BWIA pays up for return of seized plane
By John Mair in London
May 23, 2003
She admits to not being a 'real Guyanese' having not been born there. But only reluctantly. She is Colleen Harris and she is right at the heart of the British Establishment in her job as Press Secretary to Prince Charles, the Prince of Wales and future King. It's a job she has done for the last four years and yet she has still managed to maintain, by her design, relative obscurity. She shared some of the secrets of the Court with the Sixth Diaspora Dialogue at the Guyana High Commission in London last week.
But her Guyaneseness is less ersatz than she might at first lead you to believe. She was brought up in a firmly culturally Guyanese household in London by a mother and father who both hailed from El Dorado. Indeed, she admitted that until she went to an English primary school at the age of five: "I thought Guyana was the centre of the Universe'.
The world of her household centred firstly around the food. A diet of souse, black pudding, roti and the like.
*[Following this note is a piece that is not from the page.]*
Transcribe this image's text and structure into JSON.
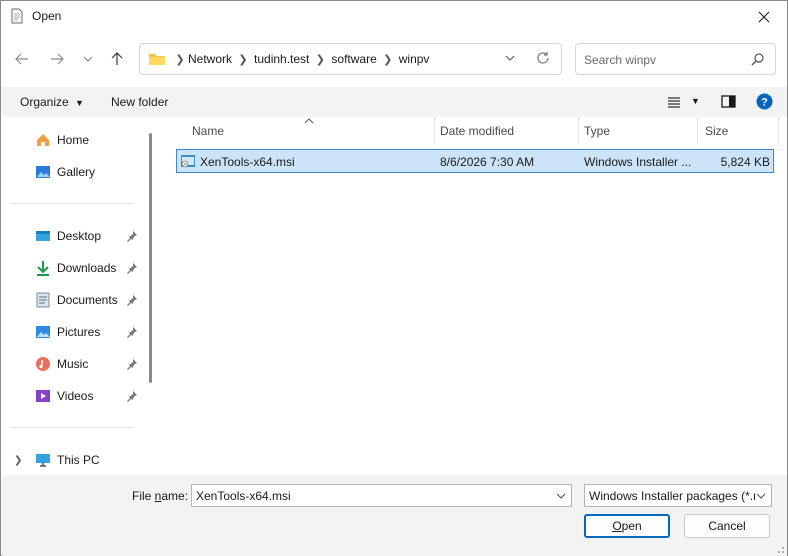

When they came, English school curries were a culture shock with their mild taste and their special addition of raisins.
Both parents stressed the overweaning importance of education to her: "They were obsessed with getting a good education for their children and the concomitant need for discipline: what you did and you did not do as well as the feeling of belonging to a community." Colleen remembered a household in which friends always dropped in and there was active (and loud) discussion about politics, rum and all things under the sun.
She retained the idyllic images until her first visit 'home' at the tender age of 14. The culture shock almost proved too much until that food again settled her physically and emotionally. So much so that when she returned at 17, she wanted to stay forever. It was only her father's stern warning about having to join the Guyana National Service that brought her scurrying back to London.
But that was naught compared to her last visit in 2000; this time in the company of Prince Charles.
She had made her mission to get him to her 'home' when she took the job with him. She thought it was "the best overseas trip he has ever done" and had been a "storming success" not least for Guyana where the Prince on a chance view out of an aircraft window over the interior saw a cocoa plantation. That today supplies organic ingredients for his Duchy of Cornwall chocolate. The Prince of Wales very obviously liked the people and remembered their links in the UK. So much so that when he spots Colleen talking to a fellow Afro Caribbean he asks whether they too are what even he calls "a member of the Guyanese Mafia". Colleen has been selected to join the senior ranks of that 'Mafia' by the Foreign Office (and 'the Godmother' Baroness Valerie Amos) asking her to chair the Caribbean Board - a government quango whose aim is to influence policy towards the Caribbean.
Colleen married an Englishman but passed on to her own children some of those Guyanese values imbued in her by her mother. "My upbringing has influenced them more than my husband's". But, ersatz or not, she still thinks of Guyana as home "somewhere to return to" she says. All that stops her is the small size of her remaining family there and limited finance. And her job.
She may have infiltrated the establishment but she has also learned that discretion is the byword to survive. She had let some light into the closed world of St James Palace but refused to be drawn on the 'real' Prince Harry or even the (unreal) Prince Charles. In the Court, one does not get caught.